Sen. Dianne Feinstein
DC: (202) 224-3841
LA: (310) 914-7300
Sen. Kamala Harris
DC: (202) 224-3553
LA: (213) 894-5000
Hello, my name is __________, and I am a constituent of Senator ___________'s in _______________, California. I am calling to make sure the Senator stands in strong opposition to the Senate Republicans' last attempt to repeal the Affordable Care Act, the Graham-Cassidy bill. I expect the Senator to pull out all the stops, if necessary, to keep this bill from reaching a final vote. It is not acceptable to me that my tax dollars might be sent in block grants to the stingiest, reddest states, so they can race to the bottom in providing healthcare access to their residents. Thank you!
Senate Republicans can't seem to get enough of trying to kill off the Affordable Care Act. Even they thought their "repeal and replace" efforts were finished when John McCain turned his thumb down on "skinny repeal" in early August. But now McCain's buddy Lindsey Graham (along with Louisiana Sen. Bill Cassidy) has introduced a bill that uses a well-worn GOP tactic: devolving power from the federal government to the states. That bill picked up new momentum on Thursday, when Senate Majority Leader Mitch McConnell -- who for weeks had been trying to move on from healthcare to tax reform -- told other Republicans they should "jump onboard."
Graham-Cassidy would, among other things:
- Convert federal healthcare spending under the ACA into block grants (lump-sum payments) to the states
- Eliminate the ACA’s subsidies for private insurance
- End the Medicaid expansion
- Eliminate the federally mandated health-insurance marketplaces
- Allow states to seek waivers that let insurers charge sick patients higher premiums
- Allow states to stop covering "essential benefits" defined under the ACA, such as maternity care or prescription drugs
- Allow states to fund high-risk pools rather than spend their federal dollars to help residents obtain full-fledged insurance coverage

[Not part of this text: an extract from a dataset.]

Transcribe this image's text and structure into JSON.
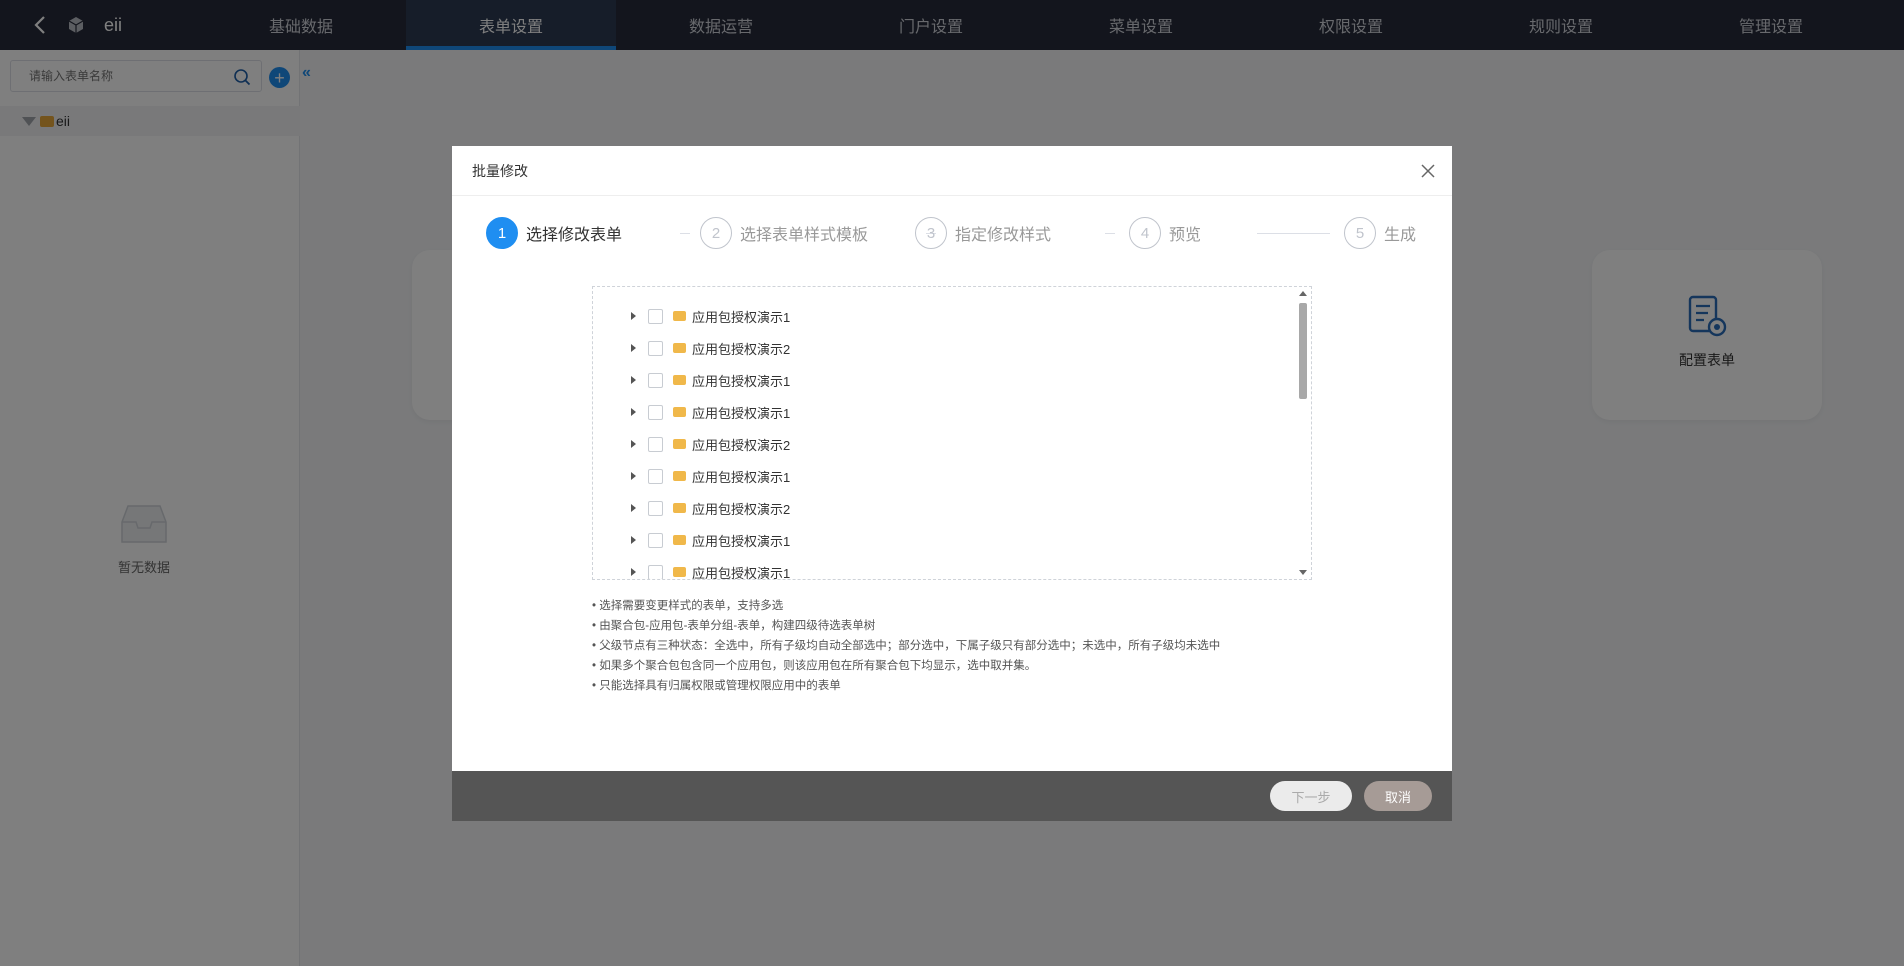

Various political and health-policy analysts believe the new bill will have difficulty mustering sufficient support to pass the Senate with 51 votes before September 30. That's the cutoff date (determined by the Senate Parliamentarian) before any healthcare measure becomes ineligible for "reconciliation"; after that, the bill would require 60 votes to overcome a Democratic filibuster.